Task objective :: Count how many lines in the data hold the word "page", and give that number alone.

Data records:
[Start of Attachment]
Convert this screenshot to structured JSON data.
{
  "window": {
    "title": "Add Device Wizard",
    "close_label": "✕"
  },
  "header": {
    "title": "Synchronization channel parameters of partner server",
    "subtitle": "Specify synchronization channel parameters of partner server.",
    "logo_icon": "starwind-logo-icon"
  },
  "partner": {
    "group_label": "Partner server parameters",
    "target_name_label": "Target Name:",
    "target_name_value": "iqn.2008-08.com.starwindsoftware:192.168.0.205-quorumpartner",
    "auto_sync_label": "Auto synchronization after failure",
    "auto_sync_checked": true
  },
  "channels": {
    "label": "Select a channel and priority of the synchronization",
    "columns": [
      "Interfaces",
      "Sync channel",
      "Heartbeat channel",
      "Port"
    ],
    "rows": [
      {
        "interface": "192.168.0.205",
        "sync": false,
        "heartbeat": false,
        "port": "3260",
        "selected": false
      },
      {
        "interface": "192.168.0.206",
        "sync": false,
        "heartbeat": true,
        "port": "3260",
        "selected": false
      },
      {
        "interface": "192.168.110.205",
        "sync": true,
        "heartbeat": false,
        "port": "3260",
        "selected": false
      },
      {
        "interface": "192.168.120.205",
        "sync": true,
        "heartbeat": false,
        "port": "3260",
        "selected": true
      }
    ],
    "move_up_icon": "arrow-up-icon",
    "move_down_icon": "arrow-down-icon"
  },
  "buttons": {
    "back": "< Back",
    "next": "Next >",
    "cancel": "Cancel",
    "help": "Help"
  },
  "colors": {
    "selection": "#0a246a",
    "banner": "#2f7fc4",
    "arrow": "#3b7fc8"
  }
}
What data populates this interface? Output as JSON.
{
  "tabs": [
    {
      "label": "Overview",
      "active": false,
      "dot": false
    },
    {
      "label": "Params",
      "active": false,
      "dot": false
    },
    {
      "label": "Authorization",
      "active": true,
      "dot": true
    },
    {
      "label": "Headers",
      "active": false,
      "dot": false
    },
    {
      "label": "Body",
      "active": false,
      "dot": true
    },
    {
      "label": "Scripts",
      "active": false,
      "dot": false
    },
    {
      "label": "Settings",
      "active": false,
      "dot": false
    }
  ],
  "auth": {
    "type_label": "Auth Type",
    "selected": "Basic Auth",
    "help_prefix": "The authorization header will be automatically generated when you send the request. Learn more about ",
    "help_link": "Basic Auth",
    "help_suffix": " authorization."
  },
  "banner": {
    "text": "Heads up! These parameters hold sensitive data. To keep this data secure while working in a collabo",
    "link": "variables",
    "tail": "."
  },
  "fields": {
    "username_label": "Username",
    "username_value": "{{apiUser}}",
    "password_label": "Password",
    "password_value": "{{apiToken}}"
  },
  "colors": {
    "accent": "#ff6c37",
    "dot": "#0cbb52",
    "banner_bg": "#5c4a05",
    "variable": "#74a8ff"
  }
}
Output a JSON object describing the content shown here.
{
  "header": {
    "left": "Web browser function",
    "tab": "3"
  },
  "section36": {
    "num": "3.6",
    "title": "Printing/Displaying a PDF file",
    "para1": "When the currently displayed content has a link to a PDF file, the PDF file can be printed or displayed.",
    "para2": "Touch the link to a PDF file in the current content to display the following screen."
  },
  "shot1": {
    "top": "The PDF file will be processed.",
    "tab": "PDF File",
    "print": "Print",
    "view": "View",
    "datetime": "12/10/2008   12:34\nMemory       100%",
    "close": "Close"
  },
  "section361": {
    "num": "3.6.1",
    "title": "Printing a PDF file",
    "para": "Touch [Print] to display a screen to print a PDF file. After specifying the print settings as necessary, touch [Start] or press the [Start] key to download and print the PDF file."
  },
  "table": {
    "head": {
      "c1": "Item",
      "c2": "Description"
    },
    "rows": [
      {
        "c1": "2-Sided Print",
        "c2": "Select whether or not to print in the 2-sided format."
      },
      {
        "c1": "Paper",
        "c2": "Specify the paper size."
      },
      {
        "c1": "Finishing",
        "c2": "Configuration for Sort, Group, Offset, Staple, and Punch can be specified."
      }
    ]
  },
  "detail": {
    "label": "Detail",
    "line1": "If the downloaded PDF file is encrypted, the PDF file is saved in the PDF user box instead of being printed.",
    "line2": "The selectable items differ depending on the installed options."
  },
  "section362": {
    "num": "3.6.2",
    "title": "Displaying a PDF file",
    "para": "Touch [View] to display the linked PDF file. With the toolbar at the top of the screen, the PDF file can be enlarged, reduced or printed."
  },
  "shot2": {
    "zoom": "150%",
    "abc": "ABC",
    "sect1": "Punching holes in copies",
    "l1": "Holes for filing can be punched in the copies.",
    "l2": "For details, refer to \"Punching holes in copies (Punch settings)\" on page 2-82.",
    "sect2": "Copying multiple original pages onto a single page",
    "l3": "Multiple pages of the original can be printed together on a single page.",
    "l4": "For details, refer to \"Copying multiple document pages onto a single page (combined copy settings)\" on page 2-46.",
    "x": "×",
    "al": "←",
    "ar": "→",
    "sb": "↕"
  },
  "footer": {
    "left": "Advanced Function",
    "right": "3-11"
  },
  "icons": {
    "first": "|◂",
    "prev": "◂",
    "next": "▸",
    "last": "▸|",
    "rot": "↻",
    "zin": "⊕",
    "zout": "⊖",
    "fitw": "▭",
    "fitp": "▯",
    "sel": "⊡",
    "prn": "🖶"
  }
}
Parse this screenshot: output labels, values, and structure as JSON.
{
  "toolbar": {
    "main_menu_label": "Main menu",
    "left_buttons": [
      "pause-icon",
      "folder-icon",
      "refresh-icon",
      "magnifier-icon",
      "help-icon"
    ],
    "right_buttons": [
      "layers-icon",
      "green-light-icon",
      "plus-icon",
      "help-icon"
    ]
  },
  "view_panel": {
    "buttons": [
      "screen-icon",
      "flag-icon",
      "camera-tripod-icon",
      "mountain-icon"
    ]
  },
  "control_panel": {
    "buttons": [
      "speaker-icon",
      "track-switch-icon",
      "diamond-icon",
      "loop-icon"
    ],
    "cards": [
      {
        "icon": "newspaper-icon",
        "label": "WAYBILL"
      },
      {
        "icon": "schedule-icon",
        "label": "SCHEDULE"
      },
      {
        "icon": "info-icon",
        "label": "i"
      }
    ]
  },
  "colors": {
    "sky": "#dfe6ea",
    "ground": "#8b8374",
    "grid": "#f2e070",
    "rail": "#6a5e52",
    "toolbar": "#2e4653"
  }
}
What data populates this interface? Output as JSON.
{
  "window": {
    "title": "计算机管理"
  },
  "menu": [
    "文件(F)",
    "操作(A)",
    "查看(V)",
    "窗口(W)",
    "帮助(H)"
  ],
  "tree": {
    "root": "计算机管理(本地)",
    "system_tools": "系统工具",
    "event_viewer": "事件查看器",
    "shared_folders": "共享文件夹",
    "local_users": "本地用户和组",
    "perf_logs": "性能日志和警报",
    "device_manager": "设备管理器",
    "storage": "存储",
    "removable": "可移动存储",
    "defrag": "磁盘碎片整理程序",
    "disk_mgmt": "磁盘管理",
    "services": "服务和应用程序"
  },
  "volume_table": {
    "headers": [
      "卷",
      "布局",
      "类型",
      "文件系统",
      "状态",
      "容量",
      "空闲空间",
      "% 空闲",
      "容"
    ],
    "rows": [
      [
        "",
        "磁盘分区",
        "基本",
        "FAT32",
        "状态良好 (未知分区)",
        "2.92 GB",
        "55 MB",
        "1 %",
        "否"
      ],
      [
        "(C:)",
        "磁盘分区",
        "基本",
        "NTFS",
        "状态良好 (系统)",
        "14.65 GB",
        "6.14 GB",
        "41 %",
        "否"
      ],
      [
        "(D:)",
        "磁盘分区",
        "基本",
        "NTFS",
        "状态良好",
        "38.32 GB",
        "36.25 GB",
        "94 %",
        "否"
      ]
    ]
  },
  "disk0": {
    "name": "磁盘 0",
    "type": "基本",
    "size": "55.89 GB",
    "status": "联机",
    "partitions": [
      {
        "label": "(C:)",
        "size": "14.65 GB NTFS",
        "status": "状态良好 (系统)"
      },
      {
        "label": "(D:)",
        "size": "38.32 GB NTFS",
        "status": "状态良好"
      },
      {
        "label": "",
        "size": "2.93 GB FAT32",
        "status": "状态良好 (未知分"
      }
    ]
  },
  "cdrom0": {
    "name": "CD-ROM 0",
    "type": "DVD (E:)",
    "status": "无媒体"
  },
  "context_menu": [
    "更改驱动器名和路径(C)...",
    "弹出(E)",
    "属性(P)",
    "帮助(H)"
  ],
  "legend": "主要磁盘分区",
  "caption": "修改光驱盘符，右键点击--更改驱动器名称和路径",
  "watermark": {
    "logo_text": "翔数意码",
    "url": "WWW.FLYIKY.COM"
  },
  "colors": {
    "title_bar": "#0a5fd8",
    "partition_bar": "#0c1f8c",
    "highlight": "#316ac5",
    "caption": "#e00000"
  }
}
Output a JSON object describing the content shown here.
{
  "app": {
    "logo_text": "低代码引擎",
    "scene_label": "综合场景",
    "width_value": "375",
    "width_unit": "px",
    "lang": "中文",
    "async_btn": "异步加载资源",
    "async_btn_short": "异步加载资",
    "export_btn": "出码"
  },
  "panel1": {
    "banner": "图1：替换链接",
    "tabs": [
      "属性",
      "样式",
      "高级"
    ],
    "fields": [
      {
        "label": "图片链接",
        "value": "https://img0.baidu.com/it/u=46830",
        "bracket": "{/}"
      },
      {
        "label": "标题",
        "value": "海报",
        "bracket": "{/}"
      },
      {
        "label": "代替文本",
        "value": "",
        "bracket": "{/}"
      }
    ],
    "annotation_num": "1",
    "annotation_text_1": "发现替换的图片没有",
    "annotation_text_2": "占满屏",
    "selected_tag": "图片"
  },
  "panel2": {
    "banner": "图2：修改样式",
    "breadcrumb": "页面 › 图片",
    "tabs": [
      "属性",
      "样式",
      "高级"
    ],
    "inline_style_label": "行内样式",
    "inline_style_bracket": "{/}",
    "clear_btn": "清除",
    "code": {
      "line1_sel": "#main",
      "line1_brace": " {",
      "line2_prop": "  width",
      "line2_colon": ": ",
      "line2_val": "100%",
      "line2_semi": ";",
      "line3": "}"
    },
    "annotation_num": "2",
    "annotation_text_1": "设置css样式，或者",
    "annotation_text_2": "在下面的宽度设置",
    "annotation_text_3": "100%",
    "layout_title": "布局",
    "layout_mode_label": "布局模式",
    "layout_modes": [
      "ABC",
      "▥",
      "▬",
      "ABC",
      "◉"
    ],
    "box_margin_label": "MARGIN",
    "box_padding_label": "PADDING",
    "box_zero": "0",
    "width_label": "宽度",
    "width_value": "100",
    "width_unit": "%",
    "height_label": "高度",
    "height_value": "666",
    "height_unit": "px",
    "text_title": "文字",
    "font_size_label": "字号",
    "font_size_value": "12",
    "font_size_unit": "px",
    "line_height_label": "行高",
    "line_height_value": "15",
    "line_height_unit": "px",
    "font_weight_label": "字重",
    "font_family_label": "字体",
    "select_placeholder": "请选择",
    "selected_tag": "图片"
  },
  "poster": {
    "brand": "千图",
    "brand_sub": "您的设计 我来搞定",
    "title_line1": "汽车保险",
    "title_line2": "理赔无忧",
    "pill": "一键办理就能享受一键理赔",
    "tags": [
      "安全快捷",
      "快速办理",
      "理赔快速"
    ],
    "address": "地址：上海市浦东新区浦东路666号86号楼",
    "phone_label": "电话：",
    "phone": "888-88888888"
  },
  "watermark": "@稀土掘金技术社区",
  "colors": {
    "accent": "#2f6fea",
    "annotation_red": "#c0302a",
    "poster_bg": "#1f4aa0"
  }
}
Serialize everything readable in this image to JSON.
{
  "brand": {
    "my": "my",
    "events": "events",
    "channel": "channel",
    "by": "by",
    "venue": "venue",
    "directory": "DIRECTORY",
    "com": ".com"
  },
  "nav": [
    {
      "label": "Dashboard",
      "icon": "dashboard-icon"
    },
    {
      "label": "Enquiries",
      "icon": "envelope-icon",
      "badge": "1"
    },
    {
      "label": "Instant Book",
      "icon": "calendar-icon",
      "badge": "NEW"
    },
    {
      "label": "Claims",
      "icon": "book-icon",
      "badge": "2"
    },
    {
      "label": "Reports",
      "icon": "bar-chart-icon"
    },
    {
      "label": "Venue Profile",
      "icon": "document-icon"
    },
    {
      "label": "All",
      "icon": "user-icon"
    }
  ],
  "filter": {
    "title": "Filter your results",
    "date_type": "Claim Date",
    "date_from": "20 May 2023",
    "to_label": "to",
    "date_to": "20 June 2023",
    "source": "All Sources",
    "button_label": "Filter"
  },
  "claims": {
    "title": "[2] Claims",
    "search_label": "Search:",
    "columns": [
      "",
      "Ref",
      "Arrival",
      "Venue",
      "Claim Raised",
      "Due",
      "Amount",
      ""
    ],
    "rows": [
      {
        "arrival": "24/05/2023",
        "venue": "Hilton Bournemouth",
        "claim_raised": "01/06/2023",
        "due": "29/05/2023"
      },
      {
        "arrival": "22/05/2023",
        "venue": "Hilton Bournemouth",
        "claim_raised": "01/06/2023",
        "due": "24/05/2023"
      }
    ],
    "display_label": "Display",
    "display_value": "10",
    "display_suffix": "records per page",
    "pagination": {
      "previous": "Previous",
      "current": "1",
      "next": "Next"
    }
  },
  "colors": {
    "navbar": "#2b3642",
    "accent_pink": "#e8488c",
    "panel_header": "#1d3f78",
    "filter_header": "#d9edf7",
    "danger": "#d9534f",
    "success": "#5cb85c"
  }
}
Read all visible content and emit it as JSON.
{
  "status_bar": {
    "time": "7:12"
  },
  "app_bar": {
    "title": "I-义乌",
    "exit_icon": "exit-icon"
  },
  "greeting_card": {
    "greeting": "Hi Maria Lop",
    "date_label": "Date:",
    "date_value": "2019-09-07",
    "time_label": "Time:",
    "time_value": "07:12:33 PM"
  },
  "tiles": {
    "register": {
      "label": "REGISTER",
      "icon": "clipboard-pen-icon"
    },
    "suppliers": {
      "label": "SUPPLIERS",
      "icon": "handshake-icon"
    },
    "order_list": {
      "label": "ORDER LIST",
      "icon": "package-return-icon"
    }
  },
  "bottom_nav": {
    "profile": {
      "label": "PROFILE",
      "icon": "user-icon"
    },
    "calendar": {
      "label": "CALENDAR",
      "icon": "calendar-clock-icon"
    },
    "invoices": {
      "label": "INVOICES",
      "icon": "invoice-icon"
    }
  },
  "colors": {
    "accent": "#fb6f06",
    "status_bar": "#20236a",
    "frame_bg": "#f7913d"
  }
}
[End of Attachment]
Solution to the exercise :: 5